July 6, 2018

Employment Authorization & Hiring Immigrants

by Payam Yazdani, Yazdani Law, LLC

Immigration has been a hot topic in the news recently, with the Supreme Court ruling on Presidential Proclamation 9645 (the so-called travel ban) as well as updated policies related to the North American Free Trade Agreement. This leaves many employers wondering whether they are in compliance with the current law.

Employers can be subject to civil and criminal penalties if they employ individuals who are not authorized to work in the United States. The law prohibits employers from knowingly employing someone who is not authorized to work, and from continuing to employ someone after the employer becomes aware that the employee is not authorized to work. Employers are legally required to verify employment authorization for all employees through proper and timely completion of form I-9, which they must retain in their records. An employer should avoid any discriminatory practices and should never request more or different documents than what is described on form I-9 to verify employment authorization. HR personnel must be trained to comply with employment authorization verification requirements.
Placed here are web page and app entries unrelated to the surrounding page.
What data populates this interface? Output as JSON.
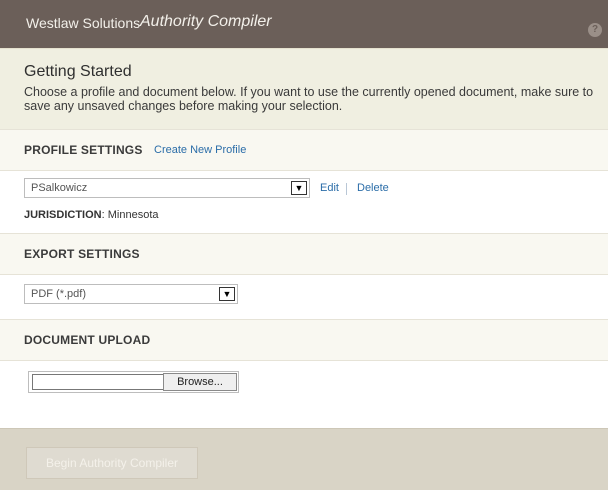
{
  "header": {
    "brand": "Westlaw Solutions",
    "product": "Authority Compiler",
    "help_glyph": "?"
  },
  "getting_started": {
    "title": "Getting Started",
    "description": "Choose a profile and document below. If you want to use the currently opened document, make sure to save any unsaved changes before making your selection."
  },
  "profile_settings": {
    "title": "PROFILE SETTINGS",
    "create_link": "Create New Profile",
    "selected_profile": "PSalkowicz",
    "edit_link": "Edit",
    "delete_link": "Delete",
    "jurisdiction_label": "JURISDICTION",
    "jurisdiction_value": ": Minnesota"
  },
  "export_settings": {
    "title": "EXPORT SETTINGS",
    "selected_format": "PDF (*.pdf)"
  },
  "document_upload": {
    "title": "DOCUMENT UPLOAD",
    "browse_label": "Browse..."
  },
  "footer": {
    "begin_label": "Begin Authority Compiler"
  },
  "icons": {
    "dropdown": "chevron-down-icon",
    "help": "help-icon"
  },
  "colors": {
    "titlebar": "#6b5f59",
    "link": "#2b6da8",
    "getting_started_bg": "#f0efe1",
    "footer_bg": "#d9d4c6"
  }
}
Employers are strongly encouraged to implement an immigration policy. At its core, the policy should make clear whether the employer will sponsor foreign workers, and under what terms. An immigration policy should take into consideration the anti-discrimination provision of the Immigration and Nationality Act. It is recommended that the policy addresses other specific issues including how the employer tracks important data such as expiration and priority dates, extension eligibility, permanent residence filing, Labor Condition Application information, E-Verify and I-9 reverification. The policy should also describe workflow and document management practices related to immigration filings, points of contact and communication protocols, how filing expenses are handled, how changes in the job or location are handled and how travel plans are managed.

Employers should never express or imply a preference for temporary visa holders over U.S. workers. When hiring a foreign national who requires visa sponsorship, the employer must first determine what type of visa may allow the prospective employee to work for the employer. This can depend on several facts including the type of job and its requirements, the employer and the nature of its business, and the prospective employee’s place of birth, immigration history and credentials including education and experience. The employer must also determine if there are any specific filing dates or deadlines, and the earliest date the employee may be able to start working pursuant to the visa. Other issues such as cost of the visa process, duration of the visa, job location and wage requirements must also be considered. It is best to engage legal counsel from initial consideration of the prospective employee to determine whether a visa is viable under the terms of the employment.

It’s important to ensure that your business complies with all aspects of the current policy, so doing your research and seeking a professional opinion will reassure both you and your staff that your company is following the law.